I have been accused by my eleven-year-old daughter of being a “Picture Book Baby.” The crime—you ask? I’ve been caught heavily reading picture books during November’s Picture Book Month and PiBoIdMo.
In my defense, I’d like to present my argument on why this middle-aged mom of two children who are no longer of the said “4-8 year old picture book age” should be allowed to read picture books.
I know you think that reading picture books is for babies, but I want to explain that it’s really not.
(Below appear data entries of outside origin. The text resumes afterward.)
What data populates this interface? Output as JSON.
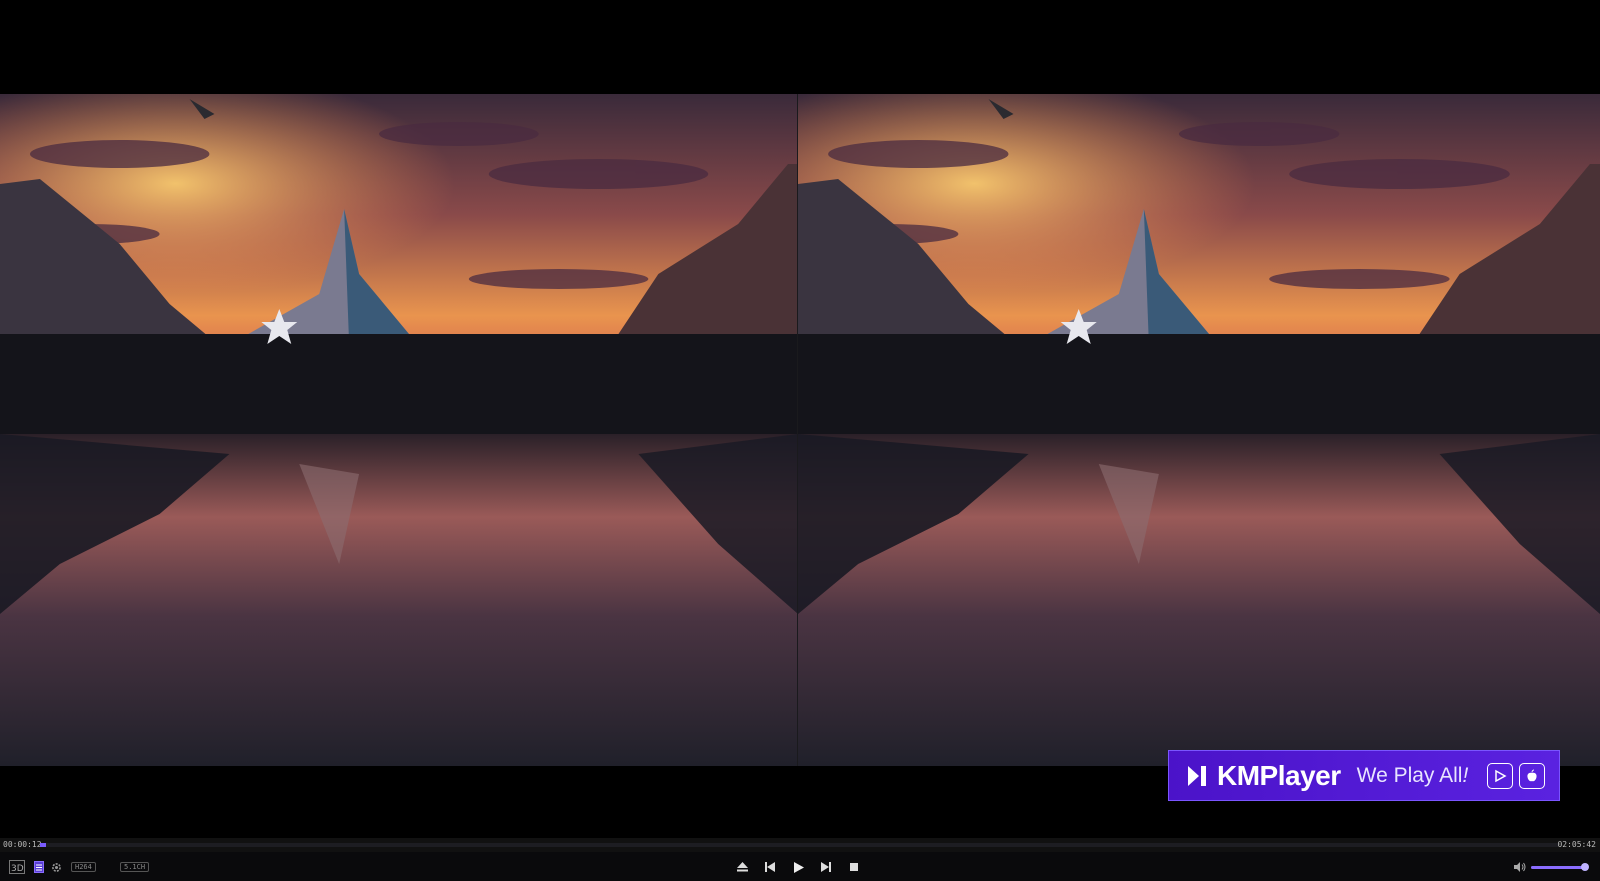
{
  "player": {
    "current_time": "00:00:12",
    "total_time": "02:05:42",
    "progress": 0.0016,
    "volume": 1.0
  },
  "toolbar_left": {
    "mode_3d_icon": "3d-icon",
    "playlist_icon": "playlist-icon",
    "settings_icon": "gear-icon",
    "codec_tag": "H264",
    "audio_tag": "5.1CH"
  },
  "toolbar_center": {
    "icons": [
      "eject-icon",
      "previous-icon",
      "play-icon",
      "next-icon",
      "stop-icon"
    ]
  },
  "ad": {
    "brand": "KMPlayer",
    "tagline": "We Play All",
    "tagline_suffix": "!"
  },
  "colors": {
    "accent": "#7b5cff",
    "ad_bg": "#4b13c9",
    "bar_bg": "#0a0a0c"
  }
}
Reading picture books is for a lifetime.
Before you were born I shopped the picture book aisles and chose cutesy baby board books and soft cloth books to introduce you to the world of knowledge.
As you became a toddler and small child I read rhyming books and all kinds of picture books to introduce you to language and story.
As I worked as a teacher, I collected and horded picture books because I fell in love with their magic.
As I homeschool you now, I assign special picture books to “enhance your curriculum.” (i.e. Meaning the picture book explains concepts in a better way.)
And when you graduate I’ll give you a picture book gift such as Dr. Seuss’ “Oh, the Places You’ll Go.”
Picture books have power and punch. They soothe, calm, cheer, delight, make one laugh and cry. That’s why I’m in love with picture books. Therefore, my goal is to write one and have it published. To leave a legacy. In order to do so, I must research picture books. Yep, when I’m reading them, I’m working!
You might think of me as a “Picture Book Baby,” but secretly I’m trying to be a picture book writer. And someday you’ll fall in love again with picture books just like you were when you were a small child. And you’ll read them to your children. It’s a picture book cycle of life.
Your Picture Book Loving Mama
So Readers, what do you think? Am I relieved of my crime? Is my defense valid?